* _Exercise objective_: Give back all the data below exactly as it is shown.
START Source information
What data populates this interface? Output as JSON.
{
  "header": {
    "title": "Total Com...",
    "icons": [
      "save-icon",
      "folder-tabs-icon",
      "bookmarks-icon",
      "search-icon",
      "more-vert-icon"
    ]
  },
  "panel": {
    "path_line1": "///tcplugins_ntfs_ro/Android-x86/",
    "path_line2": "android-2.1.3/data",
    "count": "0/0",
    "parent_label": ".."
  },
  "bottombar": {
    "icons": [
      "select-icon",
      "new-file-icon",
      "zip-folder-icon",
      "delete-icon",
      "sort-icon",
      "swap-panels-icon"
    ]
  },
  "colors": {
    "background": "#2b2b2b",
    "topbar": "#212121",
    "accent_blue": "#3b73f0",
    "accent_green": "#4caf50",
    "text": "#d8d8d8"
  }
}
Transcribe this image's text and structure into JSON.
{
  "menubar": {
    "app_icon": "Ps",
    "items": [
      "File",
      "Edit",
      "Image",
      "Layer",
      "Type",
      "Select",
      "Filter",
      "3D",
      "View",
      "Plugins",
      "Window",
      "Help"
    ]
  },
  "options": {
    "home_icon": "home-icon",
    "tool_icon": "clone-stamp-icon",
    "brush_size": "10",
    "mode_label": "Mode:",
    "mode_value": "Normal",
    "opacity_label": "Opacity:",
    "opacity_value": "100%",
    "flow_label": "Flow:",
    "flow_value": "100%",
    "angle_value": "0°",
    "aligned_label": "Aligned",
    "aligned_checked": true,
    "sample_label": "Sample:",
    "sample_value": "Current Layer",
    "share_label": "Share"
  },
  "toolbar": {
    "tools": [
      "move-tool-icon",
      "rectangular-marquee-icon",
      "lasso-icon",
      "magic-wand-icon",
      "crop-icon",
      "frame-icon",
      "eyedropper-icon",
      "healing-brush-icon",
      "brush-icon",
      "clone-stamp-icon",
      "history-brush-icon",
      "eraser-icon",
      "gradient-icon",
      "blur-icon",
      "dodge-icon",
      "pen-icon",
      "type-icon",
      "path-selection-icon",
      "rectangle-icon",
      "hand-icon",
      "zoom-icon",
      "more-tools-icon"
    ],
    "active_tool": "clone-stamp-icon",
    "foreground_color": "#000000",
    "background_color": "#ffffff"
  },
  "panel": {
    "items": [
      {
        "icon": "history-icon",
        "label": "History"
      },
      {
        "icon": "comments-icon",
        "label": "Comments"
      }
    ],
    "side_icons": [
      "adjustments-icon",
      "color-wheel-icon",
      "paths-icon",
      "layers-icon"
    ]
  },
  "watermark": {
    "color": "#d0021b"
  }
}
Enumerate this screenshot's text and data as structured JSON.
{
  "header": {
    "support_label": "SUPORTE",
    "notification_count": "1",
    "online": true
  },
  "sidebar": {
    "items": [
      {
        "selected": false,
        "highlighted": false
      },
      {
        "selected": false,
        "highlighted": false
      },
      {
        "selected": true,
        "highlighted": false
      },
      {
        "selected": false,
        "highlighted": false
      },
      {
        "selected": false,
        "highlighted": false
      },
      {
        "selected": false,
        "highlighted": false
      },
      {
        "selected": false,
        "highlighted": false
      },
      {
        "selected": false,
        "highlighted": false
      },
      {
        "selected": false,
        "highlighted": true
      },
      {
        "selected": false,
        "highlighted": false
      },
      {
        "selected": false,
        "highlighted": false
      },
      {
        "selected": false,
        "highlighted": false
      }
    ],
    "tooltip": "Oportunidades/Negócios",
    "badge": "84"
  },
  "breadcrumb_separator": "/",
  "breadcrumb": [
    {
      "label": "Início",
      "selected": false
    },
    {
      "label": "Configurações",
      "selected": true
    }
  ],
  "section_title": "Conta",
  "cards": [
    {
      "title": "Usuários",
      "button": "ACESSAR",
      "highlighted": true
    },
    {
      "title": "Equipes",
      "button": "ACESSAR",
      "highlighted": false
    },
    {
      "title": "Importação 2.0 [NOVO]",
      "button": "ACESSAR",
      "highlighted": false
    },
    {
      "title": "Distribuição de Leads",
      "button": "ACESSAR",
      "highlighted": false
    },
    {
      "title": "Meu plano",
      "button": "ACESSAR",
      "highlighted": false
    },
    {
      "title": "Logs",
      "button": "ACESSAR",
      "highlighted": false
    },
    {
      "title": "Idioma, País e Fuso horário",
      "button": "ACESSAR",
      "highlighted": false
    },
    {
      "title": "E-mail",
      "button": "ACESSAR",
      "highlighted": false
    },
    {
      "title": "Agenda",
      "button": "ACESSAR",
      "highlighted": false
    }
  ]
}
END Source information
* _Solution for this problem_:
What data populates this interface? Output as JSON.
{
  "header": {
    "title": "Total Com...",
    "icons": [
      "save-icon",
      "folder-tabs-icon",
      "bookmarks-icon",
      "search-icon",
      "more-vert-icon"
    ]
  },
  "panel": {
    "path_line1": "///tcplugins_ntfs_ro/Android-x86/",
    "path_line2": "android-2.1.3/data",
    "count": "0/0",
    "parent_label": ".."
  },
  "bottombar": {
    "icons": [
      "select-icon",
      "new-file-icon",
      "zip-folder-icon",
      "delete-icon",
      "sort-icon",
      "swap-panels-icon"
    ]
  },
  "colors": {
    "background": "#2b2b2b",
    "topbar": "#212121",
    "accent_blue": "#3b73f0",
    "accent_green": "#4caf50",
    "text": "#d8d8d8"
  }
}
Transcribe this image's text and structure into JSON.
{
  "menubar": {
    "app_icon": "Ps",
    "items": [
      "File",
      "Edit",
      "Image",
      "Layer",
      "Type",
      "Select",
      "Filter",
      "3D",
      "View",
      "Plugins",
      "Window",
      "Help"
    ]
  },
  "options": {
    "home_icon": "home-icon",
    "tool_icon": "clone-stamp-icon",
    "brush_size": "10",
    "mode_label": "Mode:",
    "mode_value": "Normal",
    "opacity_label": "Opacity:",
    "opacity_value": "100%",
    "flow_label": "Flow:",
    "flow_value": "100%",
    "angle_value": "0°",
    "aligned_label": "Aligned",
    "aligned_checked": true,
    "sample_label": "Sample:",
    "sample_value": "Current Layer",
    "share_label": "Share"
  },
  "toolbar": {
    "tools": [
      "move-tool-icon",
      "rectangular-marquee-icon",
      "lasso-icon",
      "magic-wand-icon",
      "crop-icon",
      "frame-icon",
      "eyedropper-icon",
      "healing-brush-icon",
      "brush-icon",
      "clone-stamp-icon",
      "history-brush-icon",
      "eraser-icon",
      "gradient-icon",
      "blur-icon",
      "dodge-icon",
      "pen-icon",
      "type-icon",
      "path-selection-icon",
      "rectangle-icon",
      "hand-icon",
      "zoom-icon",
      "more-tools-icon"
    ],
    "active_tool": "clone-stamp-icon",
    "foreground_color": "#000000",
    "background_color": "#ffffff"
  },
  "panel": {
    "items": [
      {
        "icon": "history-icon",
        "label": "History"
      },
      {
        "icon": "comments-icon",
        "label": "Comments"
      }
    ],
    "side_icons": [
      "adjustments-icon",
      "color-wheel-icon",
      "paths-icon",
      "layers-icon"
    ]
  },
  "watermark": {
    "color": "#d0021b"
  }
}
Enumerate this screenshot's text and data as structured JSON.
{
  "header": {
    "support_label": "SUPORTE",
    "notification_count": "1",
    "online": true
  },
  "sidebar": {
    "items": [
      {
        "selected": false,
        "highlighted": false
      },
      {
        "selected": false,
        "highlighted": false
      },
      {
        "selected": true,
        "highlighted": false
      },
      {
        "selected": false,
        "highlighted": false
      },
      {
        "selected": false,
        "highlighted": false
      },
      {
        "selected": false,
        "highlighted": false
      },
      {
        "selected": false,
        "highlighted": false
      },
      {
        "selected": false,
        "highlighted": false
      },
      {
        "selected": false,
        "highlighted": true
      },
      {
        "selected": false,
        "highlighted": false
      },
      {
        "selected": false,
        "highlighted": false
      },
      {
        "selected": false,
        "highlighted": false
      }
    ],
    "tooltip": "Oportunidades/Negócios",
    "badge": "84"
  },
  "breadcrumb_separator": "/",
  "breadcrumb": [
    {
      "label": "Início",
      "selected": false
    },
    {
      "label": "Configurações",
      "selected": true
    }
  ],
  "section_title": "Conta",
  "cards": [
    {
      "title": "Usuários",
      "button": "ACESSAR",
      "highlighted": true
    },
    {
      "title": "Equipes",
      "button": "ACESSAR",
      "highlighted": false
    },
    {
      "title": "Importação 2.0 [NOVO]",
      "button": "ACESSAR",
      "highlighted": false
    },
    {
      "title": "Distribuição de Leads",
      "button": "ACESSAR",
      "highlighted": false
    },
    {
      "title": "Meu plano",
      "button": "ACESSAR",
      "highlighted": false
    },
    {
      "title": "Logs",
      "button": "ACESSAR",
      "highlighted": false
    },
    {
      "title": "Idioma, País e Fuso horário",
      "button": "ACESSAR",
      "highlighted": false
    },
    {
      "title": "E-mail",
      "button": "ACESSAR",
      "highlighted": false
    },
    {
      "title": "Agenda",
      "button": "ACESSAR",
      "highlighted": false
    }
  ]
}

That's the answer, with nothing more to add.